The care giving child gradually becomes the parent. The care giving spouse is no longer able to rely on her husband’s strength or wife’s support. Primary caregivers can also encounter strained relationships with other members of the family who may expect input on or question difficult decisions. In one way or another, expect these relationships to change as a loved one’s health deteriorates. God neither wastes our days, experiences, or relationships. Great wisdom is needed to understand how to adjust to these roles with truth and grace. Seek wisdom from God as your roles and relationships change. See Ephesians 5:15-17.

  Expect New Levels of Family Stress

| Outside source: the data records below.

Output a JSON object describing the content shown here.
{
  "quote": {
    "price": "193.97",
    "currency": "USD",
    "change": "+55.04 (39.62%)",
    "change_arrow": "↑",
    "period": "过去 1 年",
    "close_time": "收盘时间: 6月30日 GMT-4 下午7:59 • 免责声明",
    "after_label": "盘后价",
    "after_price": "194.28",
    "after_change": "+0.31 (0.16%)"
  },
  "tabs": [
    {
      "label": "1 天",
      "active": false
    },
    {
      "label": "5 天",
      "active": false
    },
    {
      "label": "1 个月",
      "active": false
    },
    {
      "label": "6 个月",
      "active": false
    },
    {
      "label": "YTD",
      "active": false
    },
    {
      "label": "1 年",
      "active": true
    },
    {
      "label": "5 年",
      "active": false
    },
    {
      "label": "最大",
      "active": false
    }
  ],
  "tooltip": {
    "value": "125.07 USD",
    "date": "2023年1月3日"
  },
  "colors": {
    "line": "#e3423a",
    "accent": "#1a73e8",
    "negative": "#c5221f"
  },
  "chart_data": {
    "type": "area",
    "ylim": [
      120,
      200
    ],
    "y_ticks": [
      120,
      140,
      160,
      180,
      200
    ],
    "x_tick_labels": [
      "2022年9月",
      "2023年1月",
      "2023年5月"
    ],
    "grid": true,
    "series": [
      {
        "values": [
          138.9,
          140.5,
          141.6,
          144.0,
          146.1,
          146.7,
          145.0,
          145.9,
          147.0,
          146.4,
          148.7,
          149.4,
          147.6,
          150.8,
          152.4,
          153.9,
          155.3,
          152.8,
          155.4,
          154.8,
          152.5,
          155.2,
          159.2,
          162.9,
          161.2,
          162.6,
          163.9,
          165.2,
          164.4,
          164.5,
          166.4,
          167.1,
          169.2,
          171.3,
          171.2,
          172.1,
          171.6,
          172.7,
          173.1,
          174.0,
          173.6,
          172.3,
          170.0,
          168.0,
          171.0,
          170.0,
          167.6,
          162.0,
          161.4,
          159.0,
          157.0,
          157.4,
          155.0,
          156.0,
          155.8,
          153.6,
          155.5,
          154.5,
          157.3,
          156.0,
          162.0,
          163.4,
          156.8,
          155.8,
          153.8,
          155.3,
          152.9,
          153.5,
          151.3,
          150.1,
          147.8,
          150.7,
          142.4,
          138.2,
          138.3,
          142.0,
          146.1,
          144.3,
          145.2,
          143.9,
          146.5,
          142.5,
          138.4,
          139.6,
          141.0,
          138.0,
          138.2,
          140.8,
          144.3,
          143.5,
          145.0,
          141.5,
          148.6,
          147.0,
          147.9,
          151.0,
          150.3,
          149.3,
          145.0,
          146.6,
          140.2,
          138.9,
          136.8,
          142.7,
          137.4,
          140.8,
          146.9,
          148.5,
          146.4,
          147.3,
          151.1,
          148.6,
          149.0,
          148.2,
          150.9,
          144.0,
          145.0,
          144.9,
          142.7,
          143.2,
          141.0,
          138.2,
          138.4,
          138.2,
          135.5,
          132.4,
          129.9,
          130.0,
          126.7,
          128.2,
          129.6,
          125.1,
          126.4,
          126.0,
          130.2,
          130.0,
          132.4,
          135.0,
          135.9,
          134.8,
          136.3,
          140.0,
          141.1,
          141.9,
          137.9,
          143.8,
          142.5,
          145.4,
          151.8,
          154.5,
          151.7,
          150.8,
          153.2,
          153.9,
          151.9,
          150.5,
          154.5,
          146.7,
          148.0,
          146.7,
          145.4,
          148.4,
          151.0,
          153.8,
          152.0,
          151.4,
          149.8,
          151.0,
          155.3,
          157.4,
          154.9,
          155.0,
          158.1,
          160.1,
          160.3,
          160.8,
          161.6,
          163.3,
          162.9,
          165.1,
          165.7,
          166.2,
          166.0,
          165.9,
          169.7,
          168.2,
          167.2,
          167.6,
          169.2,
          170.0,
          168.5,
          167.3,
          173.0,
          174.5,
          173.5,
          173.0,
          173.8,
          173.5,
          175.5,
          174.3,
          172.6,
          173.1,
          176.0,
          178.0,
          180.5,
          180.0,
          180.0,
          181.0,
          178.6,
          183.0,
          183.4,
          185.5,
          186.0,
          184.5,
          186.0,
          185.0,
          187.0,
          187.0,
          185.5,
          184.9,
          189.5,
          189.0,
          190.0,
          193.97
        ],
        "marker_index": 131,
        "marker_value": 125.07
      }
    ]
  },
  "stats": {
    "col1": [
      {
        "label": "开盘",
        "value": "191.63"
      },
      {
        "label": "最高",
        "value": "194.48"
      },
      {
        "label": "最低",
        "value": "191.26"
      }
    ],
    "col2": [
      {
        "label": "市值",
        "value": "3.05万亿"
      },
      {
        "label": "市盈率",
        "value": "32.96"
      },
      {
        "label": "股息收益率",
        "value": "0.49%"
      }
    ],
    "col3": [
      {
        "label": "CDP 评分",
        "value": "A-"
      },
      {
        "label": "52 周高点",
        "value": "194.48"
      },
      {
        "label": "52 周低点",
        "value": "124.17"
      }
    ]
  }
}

For those who are married and raising their own children, caring for an aging loved one can add tremendous stress to the family dynamic. There is less time, less marital energy, less patience with childhood irresponsibility, and less ability to give everyone the attention they need. That’s why it is important to involve the whole family in the care giving experience. (Even young children can hold a hand or give a hug!) Everyone will need God’s special grace, so be intentional about giving them opportunities to participate in what can be described as the ultimate family service project.

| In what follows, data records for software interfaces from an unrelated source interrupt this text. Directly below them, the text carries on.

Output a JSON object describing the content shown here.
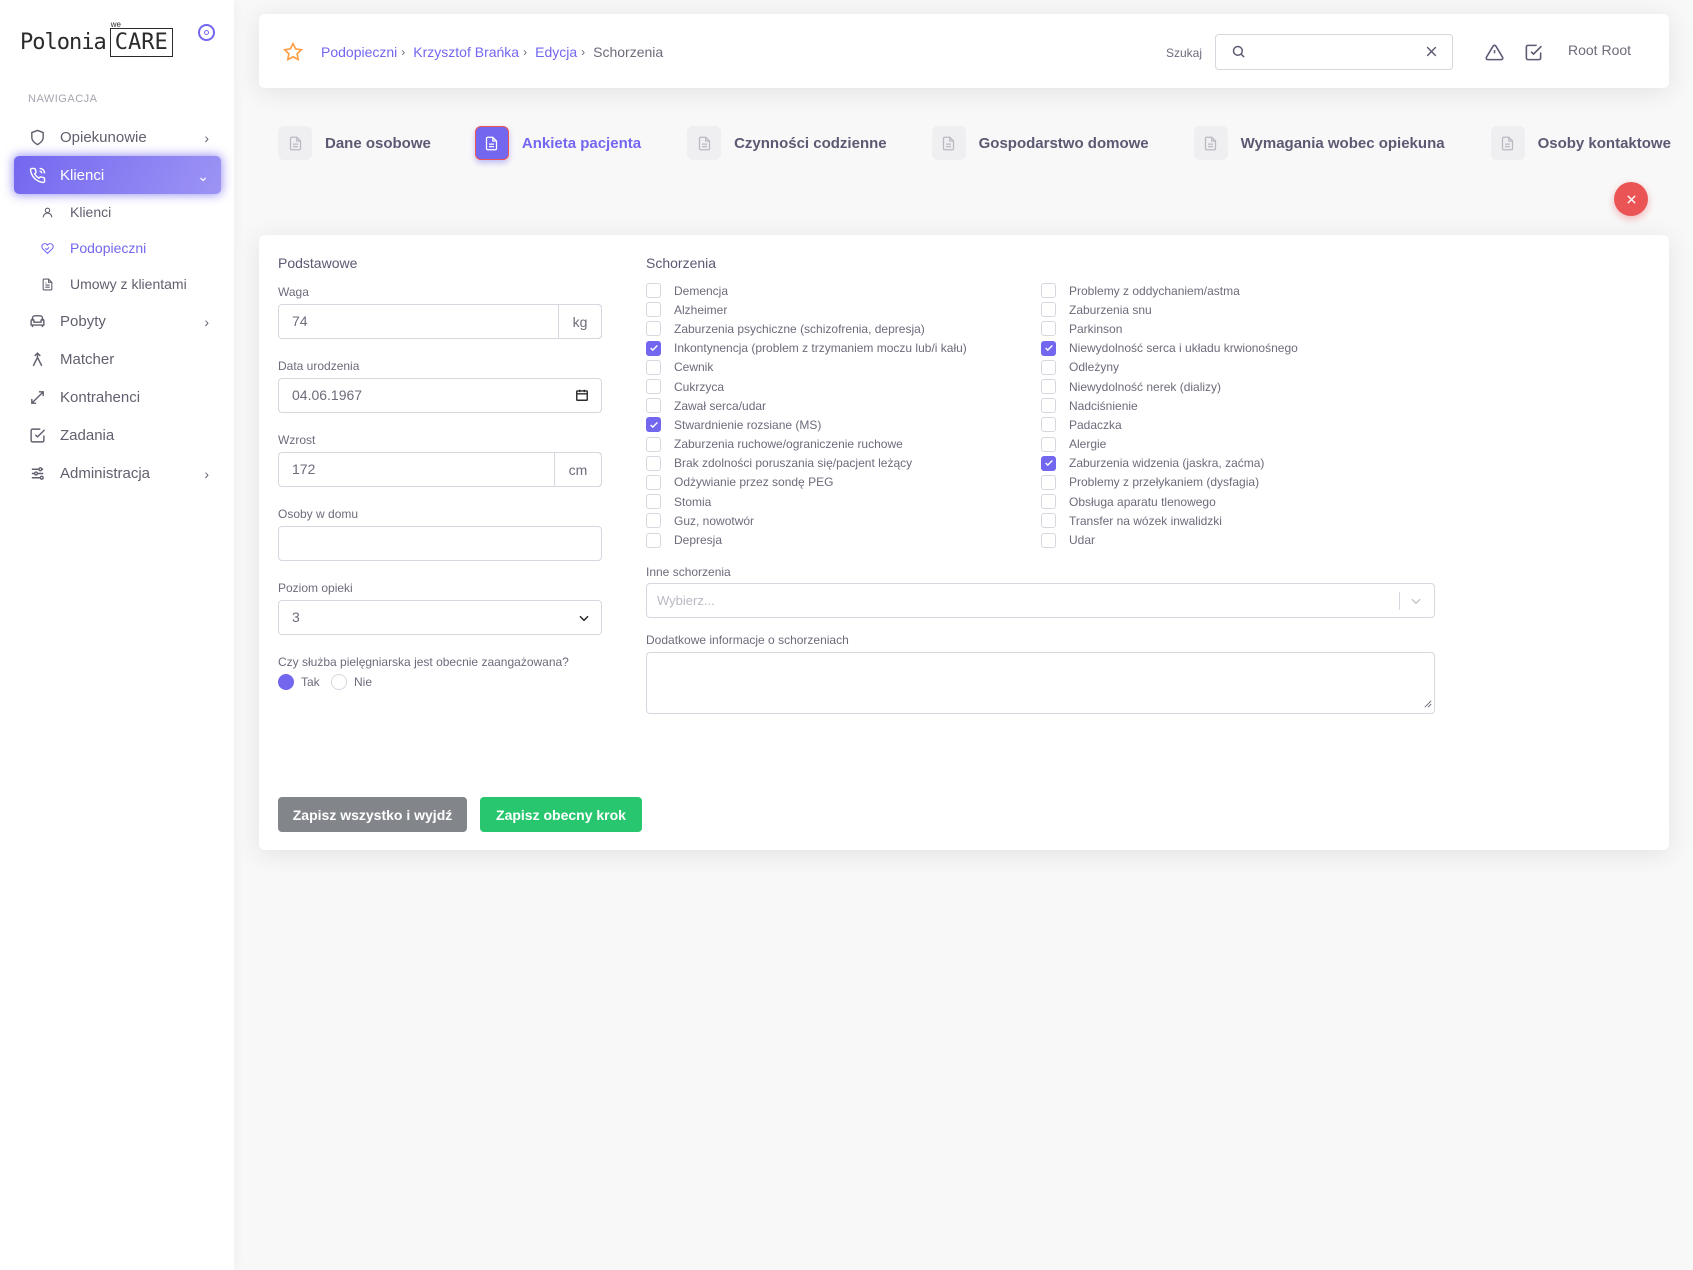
{
  "brand": {
    "logo_left": "Polonia",
    "logo_right": "CARE",
    "logo_tag": "we"
  },
  "sidebar": {
    "header": "NAWIGACJA",
    "items": [
      {
        "label": "Opiekunowie"
      },
      {
        "label": "Klienci"
      },
      {
        "label": "Pobyty"
      },
      {
        "label": "Matcher"
      },
      {
        "label": "Kontrahenci"
      },
      {
        "label": "Zadania"
      },
      {
        "label": "Administracja"
      }
    ],
    "sub_items": [
      {
        "label": "Klienci"
      },
      {
        "label": "Podopieczni"
      },
      {
        "label": "Umowy z klientami"
      }
    ]
  },
  "topbar": {
    "breadcrumb": [
      "Podopieczni",
      "Krzysztof Brańka",
      "Edycja",
      "Schorzenia"
    ],
    "search_label": "Szukaj",
    "search_value": "",
    "user_name": "Root Root"
  },
  "steps": [
    {
      "label": "Dane osobowe"
    },
    {
      "label": "Ankieta pacjenta"
    },
    {
      "label": "Czynności codzienne"
    },
    {
      "label": "Gospodarstwo domowe"
    },
    {
      "label": "Wymagania wobec opiekuna"
    },
    {
      "label": "Osoby kontaktowe"
    }
  ],
  "form": {
    "basic_title": "Podstawowe",
    "weight_label": "Waga",
    "weight_value": "74",
    "weight_unit": "kg",
    "birth_label": "Data urodzenia",
    "birth_value": "04.06.1967",
    "height_label": "Wzrost",
    "height_value": "172",
    "height_unit": "cm",
    "household_label": "Osoby w domu",
    "household_value": "",
    "care_level_label": "Poziom opieki",
    "care_level_value": "3",
    "nursing_question": "Czy służba pielęgniarska jest obecnie zaangażowana?",
    "nursing_yes": "Tak",
    "nursing_no": "Nie",
    "nursing_selected": "Tak",
    "conditions_title": "Schorzenia",
    "conditions_left": [
      {
        "label": "Demencja",
        "checked": false
      },
      {
        "label": "Alzheimer",
        "checked": false
      },
      {
        "label": "Zaburzenia psychiczne (schizofrenia, depresja)",
        "checked": false
      },
      {
        "label": "Inkontynencja (problem z trzymaniem moczu lub/i kału)",
        "checked": true
      },
      {
        "label": "Cewnik",
        "checked": false
      },
      {
        "label": "Cukrzyca",
        "checked": false
      },
      {
        "label": "Zawał serca/udar",
        "checked": false
      },
      {
        "label": "Stwardnienie rozsiane (MS)",
        "checked": true
      },
      {
        "label": "Zaburzenia ruchowe/ograniczenie ruchowe",
        "checked": false
      },
      {
        "label": "Brak zdolności poruszania się/pacjent leżący",
        "checked": false
      },
      {
        "label": "Odżywianie przez sondę PEG",
        "checked": false
      },
      {
        "label": "Stomia",
        "checked": false
      },
      {
        "label": "Guz, nowotwór",
        "checked": false
      },
      {
        "label": "Depresja",
        "checked": false
      }
    ],
    "conditions_right": [
      {
        "label": "Problemy z oddychaniem/astma",
        "checked": false
      },
      {
        "label": "Zaburzenia snu",
        "checked": false
      },
      {
        "label": "Parkinson",
        "checked": false
      },
      {
        "label": "Niewydolność serca i układu krwionośnego",
        "checked": true
      },
      {
        "label": "Odleżyny",
        "checked": false
      },
      {
        "label": "Niewydolność nerek (dializy)",
        "checked": false
      },
      {
        "label": "Nadciśnienie",
        "checked": false
      },
      {
        "label": "Padaczka",
        "checked": false
      },
      {
        "label": "Alergie",
        "checked": false
      },
      {
        "label": "Zaburzenia widzenia (jaskra, zaćma)",
        "checked": true
      },
      {
        "label": "Problemy z przełykaniem (dysfagia)",
        "checked": false
      },
      {
        "label": "Obsługa aparatu tlenowego",
        "checked": false
      },
      {
        "label": "Transfer na wózek inwalidzki",
        "checked": false
      },
      {
        "label": "Udar",
        "checked": false
      }
    ],
    "other_label": "Inne schorzenia",
    "other_placeholder": "Wybierz...",
    "extra_label": "Dodatkowe informacje o schorzeniach",
    "extra_value": "",
    "save_all_label": "Zapisz wszystko i wyjdź",
    "save_step_label": "Zapisz obecny krok"
  },
  "colors": {
    "accent": "#7367f0",
    "danger": "#ea5455",
    "success": "#28c76f",
    "secondary": "#82868b"
  }
}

If you are in the midst of this season, our prayer is that God will give you the strength and grace needed to face the prolonged grief and quiet sacrifices required.

Recommended Books -Available from the Faith @ Home Center

Complete Guide to Caring for Aging Loved Ones (from Focus on the Family) offers very practical advice to those trying to navigate the many decisions and issues associated with caring for an aging spouse, parent or other loved one. Going Further – Church Support

Recommended Websites is a free online tool used to give status updates to friends and family when a loved one is facing a sickness or injury. Those across the country can go to the site and get updates day or night without interrupting the loved one’s rest or adding to the caregivers “call me” list. It can also be used to inform local friends and family of current needs.

Going Further – Church Support

Life Group Ministry: Authentic Christian community and mentoring is available through Riverview’s Life Group ministry. Contact our Life Groups pastor Michael Beene at for more info.

Faith @ Home Mentoring: Mentors who can offer biblical advice and support are available. Talk with a faith @ home team-member at the faith @ home center to learn more.

Pastoral Counseling: Pastors are available to counsel those who would like more Godly wisdom on this issue. Please call the church office for more info: 573-348-3515